The holiday we should be celebrating this weekend, according to a cutely nervous but still hilarious Sarah Vowell. (Sorry I’m having trouble embedding the video—follow the link above.)

Reverb #10: Wisdom

December 10: Wisdom. What was the wisest decision you made this year, and how did it play out?

It’s so hard to know the impact of our decisions. I’m with David Wilcox. He introduces his song “Hold It Up to the Light” by talking about the “thousand little decisions” that get us where we are. We focus on the big roads diverged in a yellow wood, but what about the tiny calibrations along the way?

I made some big decisions this year, including the decision to say no to some things that allowed me to say yes to some other stuff. But the decision that has brought the most happiness is the decision to convert our dining room into a study/craft room that we call the blue room, which is where this blog gets its name.

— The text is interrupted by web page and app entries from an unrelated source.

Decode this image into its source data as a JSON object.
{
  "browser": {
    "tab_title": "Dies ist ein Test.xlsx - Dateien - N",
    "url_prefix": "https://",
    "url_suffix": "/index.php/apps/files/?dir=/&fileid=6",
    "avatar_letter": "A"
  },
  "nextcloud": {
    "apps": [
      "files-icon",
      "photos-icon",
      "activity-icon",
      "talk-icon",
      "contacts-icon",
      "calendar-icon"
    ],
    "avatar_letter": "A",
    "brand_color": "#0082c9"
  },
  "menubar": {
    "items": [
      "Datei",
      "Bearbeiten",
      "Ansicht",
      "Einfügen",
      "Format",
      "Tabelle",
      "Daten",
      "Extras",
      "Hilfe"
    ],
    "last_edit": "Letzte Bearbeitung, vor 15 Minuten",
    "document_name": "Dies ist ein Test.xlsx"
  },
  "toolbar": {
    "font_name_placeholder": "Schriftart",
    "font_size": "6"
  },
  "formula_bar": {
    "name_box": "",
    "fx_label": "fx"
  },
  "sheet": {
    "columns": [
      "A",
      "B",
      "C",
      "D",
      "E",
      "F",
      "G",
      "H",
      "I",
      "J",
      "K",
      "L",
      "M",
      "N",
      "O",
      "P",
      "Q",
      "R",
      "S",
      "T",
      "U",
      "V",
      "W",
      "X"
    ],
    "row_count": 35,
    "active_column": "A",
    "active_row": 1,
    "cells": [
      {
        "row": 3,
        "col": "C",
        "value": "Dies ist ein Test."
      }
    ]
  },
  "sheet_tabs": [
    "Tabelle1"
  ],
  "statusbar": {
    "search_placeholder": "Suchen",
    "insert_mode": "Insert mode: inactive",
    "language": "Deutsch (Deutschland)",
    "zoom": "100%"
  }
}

You can read about it here.

Here’s the thing about me. I like the idea of creative space and messiness in which experimentation can happen and projects can grow, but I don’t like clutter. At all. I can put that positively and say that I desire outward order because it helps me have inner peace. (Thank you Gretchen Rubin.) But really, I’m just anal. So the blue room is perfect because it can stay untidy… because it’s supposed to. Then when I need to get away from the dried Play-Doh pebbles on the floor or hole-punch confetti, I have the uncluttered living room as an escape.

Right now our table has various materials on it from our Christmas projects, as well as a kit for a gingerbread village that we’ll get to. It’s a happy jumble.

We wondered how we would do without a formal dining room. Thanksgiving was our first time to try that out since the room was transformed back in January. It’s a bit of a loss, to be sure—the kitchen table is smaller, and it’s not quite as lovely to have a nice dinner with the pots and pans crusting over in full view—but it went fine. What is gained is much better than what was lost.